There is no doubt that Fernandes could provide an added goal output from the United midfield. He has scored 13 goals in 20 games in the Portuguese top flight and Europa League so far this term, which is more than can be said of some of Solskjaer’s other midfield targets, James Maddison and Donny van de Beek. Maddison and Fernandes would be an interesting forward-thinking pairing in midfield, but it could be a partnership that’s too expensive even for United to pull off. Nevertheless, Solskjaer will hope that the addition of Fernandes will allows the likes of Rashford and Martial to play higher up the pitch and do their damage by playing on the shoulder of the last defender.
Was the 4-0 hammering of struggling Norwich an encouraging response?

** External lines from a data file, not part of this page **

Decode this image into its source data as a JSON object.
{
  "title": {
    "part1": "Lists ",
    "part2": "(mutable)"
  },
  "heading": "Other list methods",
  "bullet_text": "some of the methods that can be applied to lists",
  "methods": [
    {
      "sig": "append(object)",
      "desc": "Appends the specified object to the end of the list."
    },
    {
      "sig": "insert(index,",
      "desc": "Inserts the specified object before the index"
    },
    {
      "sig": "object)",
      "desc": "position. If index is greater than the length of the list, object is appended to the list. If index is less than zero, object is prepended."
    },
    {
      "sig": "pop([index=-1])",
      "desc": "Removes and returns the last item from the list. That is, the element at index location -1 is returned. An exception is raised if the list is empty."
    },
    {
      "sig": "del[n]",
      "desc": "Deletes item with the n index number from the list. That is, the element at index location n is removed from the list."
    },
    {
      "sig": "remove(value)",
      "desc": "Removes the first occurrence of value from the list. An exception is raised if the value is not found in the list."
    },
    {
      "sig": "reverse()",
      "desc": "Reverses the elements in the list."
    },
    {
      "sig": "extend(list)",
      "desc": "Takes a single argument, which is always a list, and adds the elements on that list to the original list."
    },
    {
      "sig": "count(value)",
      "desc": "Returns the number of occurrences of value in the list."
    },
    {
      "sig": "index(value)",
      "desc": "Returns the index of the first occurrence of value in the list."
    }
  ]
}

It was vitally important that United got back their winning ways quickly to overcome their Carabao Cup disappointment. In truth, they could not have asked for a better opponent days later than bottom club Norwich City at Old Trafford. The hapless Canaries look destined for an immediate return to the Championship due to an inability to keep clean sheets. A clean sheet was out of the question here too as Rashford’s brace and a goal apiece for Martial and Greenwood eased United to a comfortable 4-0 victory.
Their second half showing was the most encouraging 45 minutes of football shown by a Solskjaer side in some time. The return to form of Spaniard Juan Mata was very evident, as were the mature performances from academy-grown Brandon Williams, Marcus Rashford and Mason Greenwood. Solskjaer is someone that puts his faith in youth and understands that bringing through your own is part of the fabric of the club. Surely a long-term strategy is the only way for United to enjoy any sustained success in the future? We’ve already seen how a short-term appointment in José Mourinho can set the club back. Now is not the time to get itchy feet with our baby-faced assassin.